U.S. public opinion polls are currently all over the map when it comes to environmental issues. While some show that Americans are maintaining a high level of concern about the environment, others are indicating that public environmental concern has begun to decline from a high point reached last winter. As most of us often do, many corporate policy leaders are choosing to believe those polls that support their own opinions.
While the mixed polls are the subject of much debate among public policy analysts, it is quite likely that concern about the environment is declining among Americans. There are several reasons. Most importantly, economic concerns are on the rise. The U.S. federal government has a huge debt and the sub-prime mortgage crisis is bringing the problems of excessive borrowing home to many American families. An aging population is beginning to learn first hand about the problems facing health care. Past experience shows that when faced with more immediate threats, environment disappears from most people's immediate agenda.
In addition, in those states where environmental concern is highest, state governments have adopted aggressive programs to address the subject. There is nothing better than aggressive government action to diffuse an issue. State environmental actions have even gone so far as to challenge federal policies, something that has, in this case, enhanced the state reputation at the expense of respect for the federal government. A few corporations have also adopted high profile green initiatives, adding to the perception of many in the public that environmental issues are being addressed effectively.
In Canada, the situation is quite different.

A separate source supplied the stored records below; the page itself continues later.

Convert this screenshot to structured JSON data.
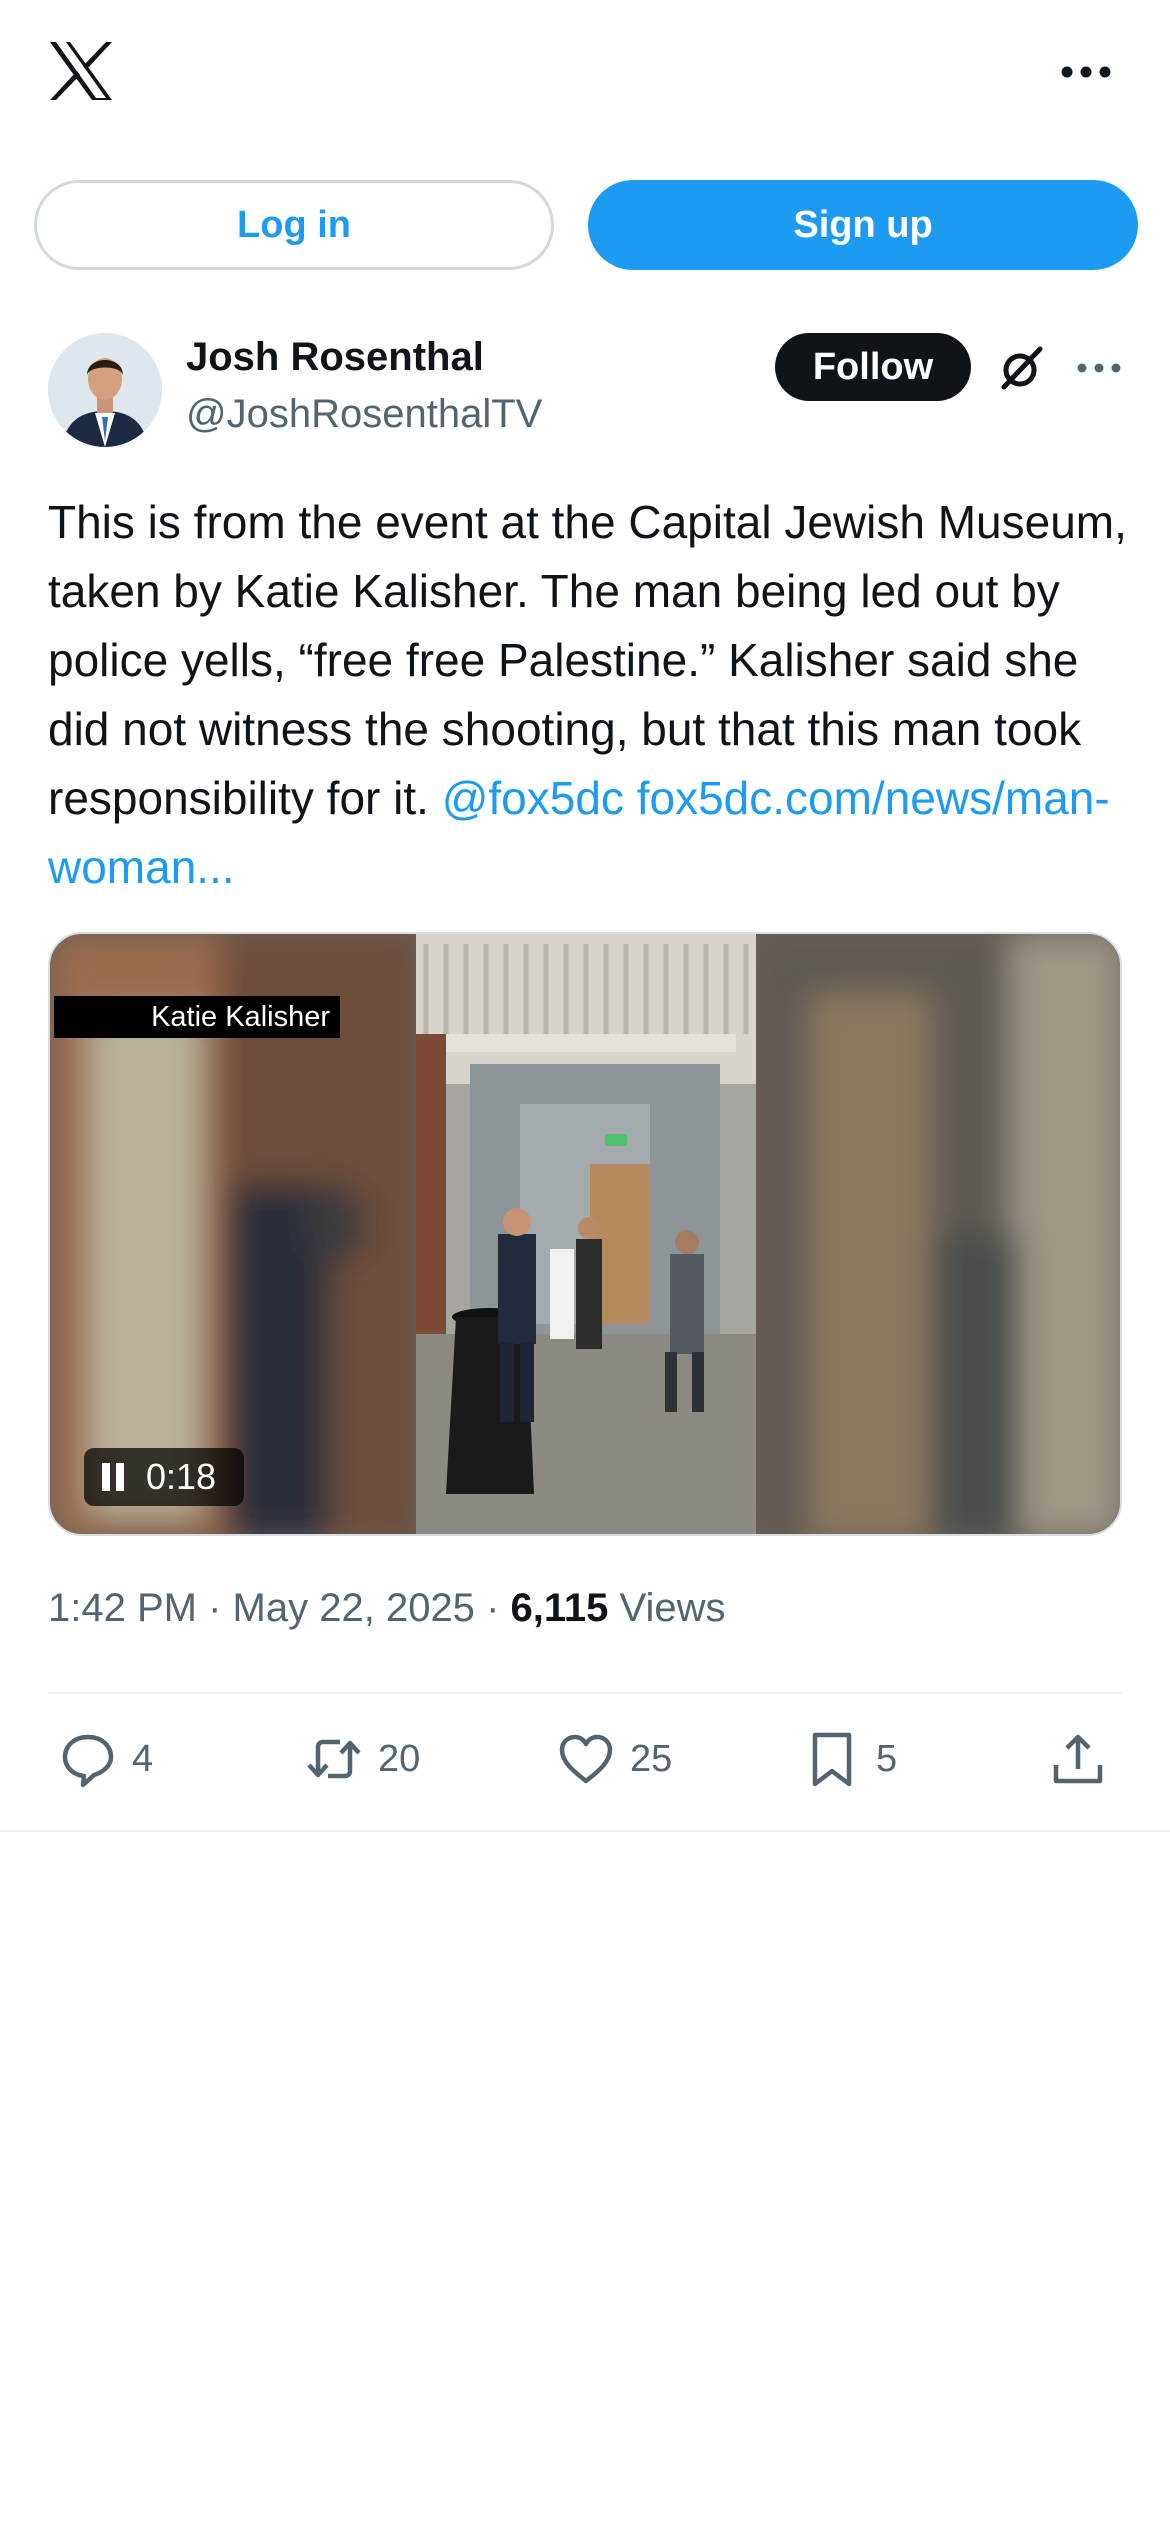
{
  "header": {
    "logo_icon": "x-logo-icon",
    "more_icon": "more-icon"
  },
  "auth": {
    "login_label": "Log in",
    "signup_label": "Sign up"
  },
  "tweet": {
    "author": {
      "name": "Josh Rosenthal",
      "handle": "@JoshRosenthalTV"
    },
    "follow_label": "Follow",
    "text": "This is from the event at the Capital Jewish Museum, taken by Katie Kalisher. The man being led out by police yells, “free free Palestine.” Kalisher said she did not witness the shooting, but that this man took responsibility for it.",
    "mention": "@fox5dc",
    "link": "fox5dc.com/news/man-woman...",
    "media": {
      "credit": "Katie Kalisher",
      "time": "0:18",
      "state_icon": "pause-icon"
    },
    "meta": {
      "time": "1:42 PM",
      "separator": "·",
      "date": "May 22, 2025",
      "views_count": "6,115",
      "views_label": "Views"
    },
    "actions": {
      "replies": "4",
      "reposts": "20",
      "likes": "25",
      "bookmarks": "5"
    }
  },
  "colors": {
    "accent": "#1d9bf0",
    "text": "#0f1419",
    "muted": "#536471",
    "border": "#cfd9de"
  }
}
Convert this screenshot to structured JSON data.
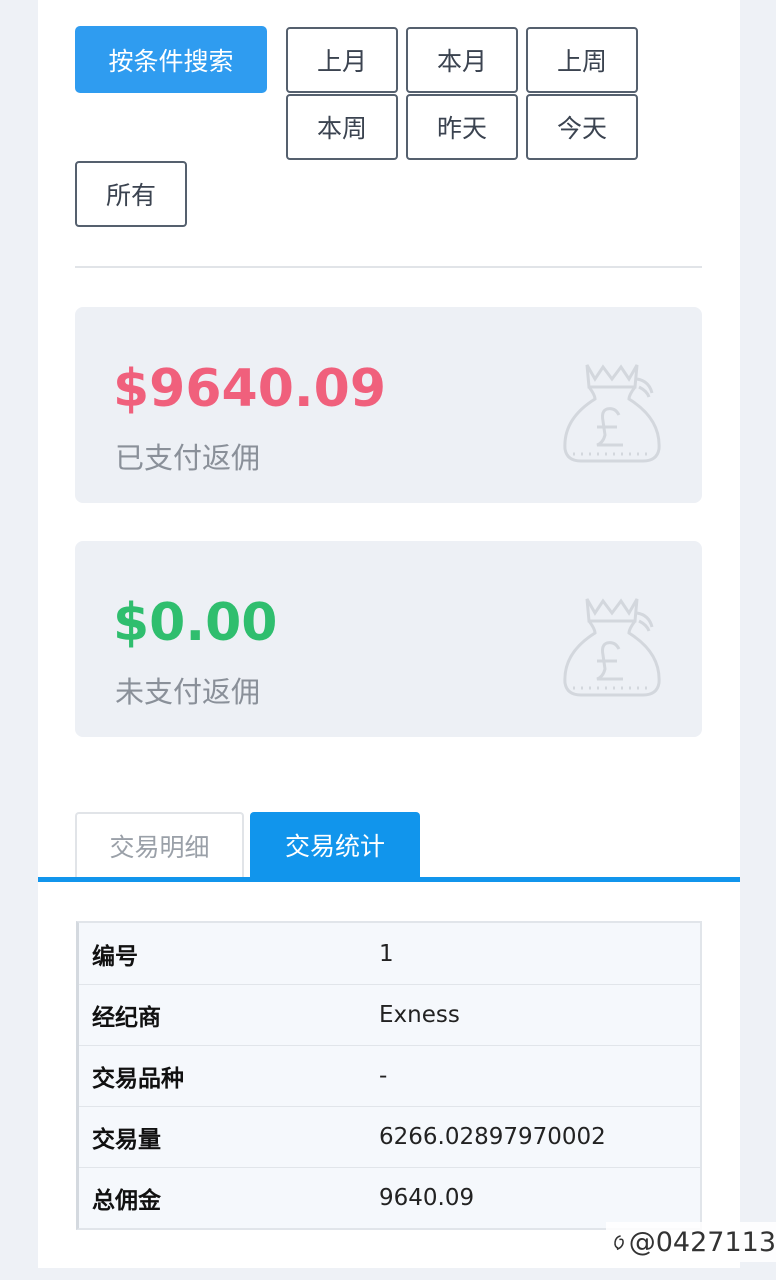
{
  "filters": {
    "search_label": "按条件搜索",
    "last_month": "上月",
    "this_month": "本月",
    "last_week": "上周",
    "this_week": "本周",
    "yesterday": "昨天",
    "today": "今天",
    "all": "所有"
  },
  "cards": {
    "paid": {
      "amount": "$9640.09",
      "label": "已支付返佣",
      "color": "#f0607c"
    },
    "unpaid": {
      "amount": "$0.00",
      "label": "未支付返佣",
      "color": "#2fbe6e"
    }
  },
  "tabs": {
    "details": "交易明细",
    "stats": "交易统计"
  },
  "stats_table": [
    {
      "key": "编号",
      "value": "1"
    },
    {
      "key": "经纪商",
      "value": "Exness"
    },
    {
      "key": "交易品种",
      "value": "-"
    },
    {
      "key": "交易量",
      "value": "6266.02897970002"
    },
    {
      "key": "总佣金",
      "value": "9640.09"
    }
  ],
  "watermark": "@0427113",
  "colors": {
    "accent": "#1195ec",
    "primary_button": "#2f9cf0"
  }
}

With the possible exception of Afghanistan, there are few looming issues that are likely to suppress public concern about the environment in the short term. As in the U.S., federal actions to address environmental concern have been inept. Unlike the leading states, there have been few provincial initiatives which have effectively addressed the public's environmental concern. Corporate environmental actions, though present, are often poorly communicated and are viewed through the ever-present Canadian skepticism about the private sector.
Any Canadian business leaders who hope the environment is a passing fad are likely to be disappointed. This fall, a plethora of national and international reports and conferences on environmental topics, as well as some extreme weather events, will keep the environment in a prominent position in Canada's media. We are already seeing significant growth in the number of environmental spokespersons and the frequency with which they are interviewed. Many of them are quite poorly informed or are, at best, repeating common environmental mantras. This does not reduce their effectiveness in keeping environment on the national agenda.
With an election in Ontario which has energy and environment among its multiple themes, continuing ineffective communication and management of environment issues in Ottawa, Canada's adoption of an unpopular international position against climate change targets, and a looming debate about disposal of spent nuclear fuel which could easily reopen a national NIMBY syndrome with anti free trade overtones, companies that have not formulated an effective environmental strategy may well find that the topic is of increasing importance to their business.